Marianne Todd/Getty Images
Philip "Flip" Benham of Concord, N.C., the director of Operation Save America, leads an anti-abortion protest in Mississippi in 2006. Benham is currently charged with stalking and violating a North Carolina law against residential picketing for distributing "wanted" posters that target doctors who perform abortions.
Philip "Flip" Benham of Concord, N.C., the director of Operation Save America, leads an anti-abortion protest in Mississippi in 2006. Benham is currently charged with stalking and violating a North Carolina law against residential picketing for distributing "wanted" posters that target doctors who perform abortions. Marianne Todd/Getty Images
In North Carolina on Monday, anti-abortion activist Flip Benham, who is charged with stalking and violating a new state law against residential picketing, goes to court.
He and his group, Operation Save America, put up Old West-style "wanted" posters targeting doctors who perform abortions. The group calls it free speech. Abortion rights activists say it's a threat.
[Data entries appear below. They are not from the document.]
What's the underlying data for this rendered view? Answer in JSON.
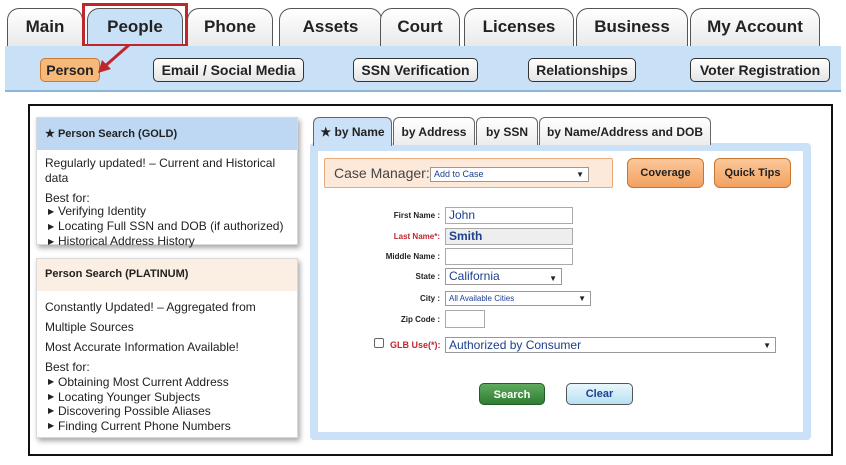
{
  "main_tabs": [
    {
      "label": "Main"
    },
    {
      "label": "People"
    },
    {
      "label": "Phone"
    },
    {
      "label": "Assets"
    },
    {
      "label": "Court"
    },
    {
      "label": "Licenses"
    },
    {
      "label": "Business"
    },
    {
      "label": "My Account"
    }
  ],
  "sub_tabs": [
    {
      "label": "Person"
    },
    {
      "label": "Email / Social Media"
    },
    {
      "label": "SSN Verification"
    },
    {
      "label": "Relationships"
    },
    {
      "label": "Voter Registration"
    }
  ],
  "gold_card": {
    "star": "★",
    "title": "Person Search (GOLD)",
    "desc": "Regularly updated! – Current and Historical data",
    "best_for": "Best for:",
    "bullets": [
      "Verifying Identity",
      "Locating Full SSN and DOB (if authorized)",
      "Historical Address History"
    ]
  },
  "platinum_card": {
    "title": "Person Search (PLATINUM)",
    "desc": "Constantly Updated! – Aggregated from Multiple Sources",
    "desc2": "Most Accurate Information Available!",
    "best_for": "Best for:",
    "bullets": [
      "Obtaining Most Current Address",
      "Locating Younger Subjects",
      "Discovering Possible Aliases",
      "Finding Current Phone Numbers"
    ]
  },
  "search_tabs": [
    {
      "label": "by Name",
      "star": "★"
    },
    {
      "label": "by Address"
    },
    {
      "label": "by SSN"
    },
    {
      "label": "by Name/Address and DOB"
    }
  ],
  "case_manager": {
    "label": "Case Manager:",
    "value": "Add to Case"
  },
  "buttons": {
    "coverage": "Coverage",
    "quick_tips": "Quick Tips",
    "search": "Search",
    "clear": "Clear"
  },
  "form": {
    "first_name": {
      "label": "First Name :",
      "value": "John"
    },
    "last_name": {
      "label": "Last Name*:",
      "value": "Smith"
    },
    "middle_name": {
      "label": "Middle Name :",
      "value": ""
    },
    "state": {
      "label": "State :",
      "value": "California"
    },
    "city": {
      "label": "City :",
      "value": "All Available Cities"
    },
    "zip": {
      "label": "Zip Code :",
      "value": ""
    },
    "glb": {
      "label": "GLB Use(*):",
      "value": "Authorized by Consumer"
    }
  },
  "colors": {
    "accent_blue": "#c9e1f6",
    "highlight_red": "#c0272d",
    "orange": "#f2a15f",
    "green": "#2f7d32"
  }
}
Benham is a longtime anti-abortion activist. The posters he distributed earlier this year included the names, addresses and photos of four Charlotte, N.C., doctors who perform abortions.
Benham and his group took the posters to the doctors' offices and to their neighborhoods. They placed the posters on cars and tacked them up on doors.
Detective Milton Harris with the Charlotte Mecklenburg Police Department says this violated the state's new law against targeting an individual at his home.
"By them handing out the flyers with doctors' photos on it, it was an indication to us that they were actually singling those doctors out within that residential neighborhood to protest," Harris says.
More posters, which are similar to the ones Flip Benham and his group, Operation Save America, have distributed.
He also says that this is the first prosecution under the new law.
"The purpose of the law is to protect that person's identity against basically a lone-wolf assailant coming in there and possibly doing harm to that individual or that family," Harris says.
A History Of Violence
One of the doctors targeted in the posters said he fears for his life. He did not want his name used because of what he has seen happen to other abortion providers. He cites the murder of Dr. George Tiller in Wichita, Kan., last year and says he is now taking extra security precautions.
Benham denies the posters are a threat and says they're a tool to inform the community about doctors who are performing abortions — an act Benham considers murder.
"What we put on the poster were their pictures and then, 'Wanted by Jesus to stop killing babies,'" he says.
Benham says the city is just trying to silence those who oppose abortion.
"We still live in America, and we do have First Amendment rights and, as we call them, responsibilities to speak for those who cannot speak for themselves," he says.
But abortion rights advocates say there's a clear history of violence against doctors featured in "wanted" posters. They're concerned because they haven't seen these posters circulated since the late 1990s, when several doctors were murdered.
"This is not free speech," says Kathy Spillar, who is with the Feminist Majority Foundation — a group that tracks violence against abortion providers. "This is the equivalent of yelling fire in a crowded theater. These wanted posters are communicating a threat to these abortion providers, and essentially they become targets of anti-abortion extremists willing to kill."
A 'Difficult Legal Case To Make'
In a similar case back in 2002, a federal appeals court found abortion protestors did violate a federal law that makes it a crime to use force or the threat of force to prevent people from accessing clinics. The court found that "wanted" posters were not free speech but a "true threat".
The U.S. Supreme Court declined to hear the case, which means the question is not resolved.
"Whether the historical context of [a] wanted poster and subsequent act of violence by someone else other than group putting out the wanted poster — whether that is enough to meet the very strict legal test for a threat — is a very difficult legal case to make," says Lucinda Finley, a law professor at the State University of New York at Buffalo.
In this case, Benham is on trial for violating state and city laws — charges that are easier to prove. He faces just a couple of months in jail. But abortion-rights groups say they're pushing for federal criminal and civil charges that carry much stiffer penalties.